- REQUIREMENT
State how many lines of the records contain the string "JSON", and give no other information.

******

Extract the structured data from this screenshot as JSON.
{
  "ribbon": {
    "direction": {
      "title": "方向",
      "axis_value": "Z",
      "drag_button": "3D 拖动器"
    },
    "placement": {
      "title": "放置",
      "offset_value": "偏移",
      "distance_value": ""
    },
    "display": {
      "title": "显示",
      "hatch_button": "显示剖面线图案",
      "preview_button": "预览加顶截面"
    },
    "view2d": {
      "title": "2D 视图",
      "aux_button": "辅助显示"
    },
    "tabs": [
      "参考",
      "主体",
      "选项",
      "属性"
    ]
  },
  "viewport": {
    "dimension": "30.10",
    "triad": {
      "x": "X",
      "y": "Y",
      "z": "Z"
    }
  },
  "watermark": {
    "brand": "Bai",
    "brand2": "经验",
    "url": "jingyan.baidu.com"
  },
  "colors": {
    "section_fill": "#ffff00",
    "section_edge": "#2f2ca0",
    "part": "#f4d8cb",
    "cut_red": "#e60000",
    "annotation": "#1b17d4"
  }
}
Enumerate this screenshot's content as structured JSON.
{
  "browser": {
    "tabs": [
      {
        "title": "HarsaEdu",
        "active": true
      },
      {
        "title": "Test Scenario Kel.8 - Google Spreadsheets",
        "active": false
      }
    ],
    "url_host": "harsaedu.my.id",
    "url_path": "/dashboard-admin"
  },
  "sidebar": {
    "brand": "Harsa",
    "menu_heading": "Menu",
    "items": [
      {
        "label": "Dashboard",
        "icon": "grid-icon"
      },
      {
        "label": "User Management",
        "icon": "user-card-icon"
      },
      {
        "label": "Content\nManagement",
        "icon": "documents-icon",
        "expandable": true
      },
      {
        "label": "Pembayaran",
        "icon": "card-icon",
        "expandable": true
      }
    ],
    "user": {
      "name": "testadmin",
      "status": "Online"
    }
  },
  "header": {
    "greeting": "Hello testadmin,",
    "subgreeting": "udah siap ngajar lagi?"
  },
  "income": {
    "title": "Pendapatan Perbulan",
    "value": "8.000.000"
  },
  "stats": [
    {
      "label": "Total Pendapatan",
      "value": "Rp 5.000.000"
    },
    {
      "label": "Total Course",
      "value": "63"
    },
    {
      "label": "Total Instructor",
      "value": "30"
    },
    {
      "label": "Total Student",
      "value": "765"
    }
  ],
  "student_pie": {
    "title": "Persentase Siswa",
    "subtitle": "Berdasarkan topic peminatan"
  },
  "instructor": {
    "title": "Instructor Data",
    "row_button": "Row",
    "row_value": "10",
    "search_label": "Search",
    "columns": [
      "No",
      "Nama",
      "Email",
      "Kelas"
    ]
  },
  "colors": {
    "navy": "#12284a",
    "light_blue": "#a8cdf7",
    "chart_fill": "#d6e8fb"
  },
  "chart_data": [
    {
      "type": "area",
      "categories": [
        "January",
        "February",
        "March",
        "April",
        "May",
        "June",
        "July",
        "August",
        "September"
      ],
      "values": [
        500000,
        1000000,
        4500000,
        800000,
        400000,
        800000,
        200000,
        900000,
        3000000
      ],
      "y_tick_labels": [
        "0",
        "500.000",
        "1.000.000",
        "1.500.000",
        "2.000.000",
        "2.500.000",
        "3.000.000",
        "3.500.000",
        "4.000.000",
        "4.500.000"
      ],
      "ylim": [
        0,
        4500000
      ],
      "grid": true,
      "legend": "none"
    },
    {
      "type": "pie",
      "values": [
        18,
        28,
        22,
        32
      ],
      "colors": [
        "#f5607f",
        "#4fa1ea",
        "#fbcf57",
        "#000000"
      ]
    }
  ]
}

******

- RESULT BELOW
2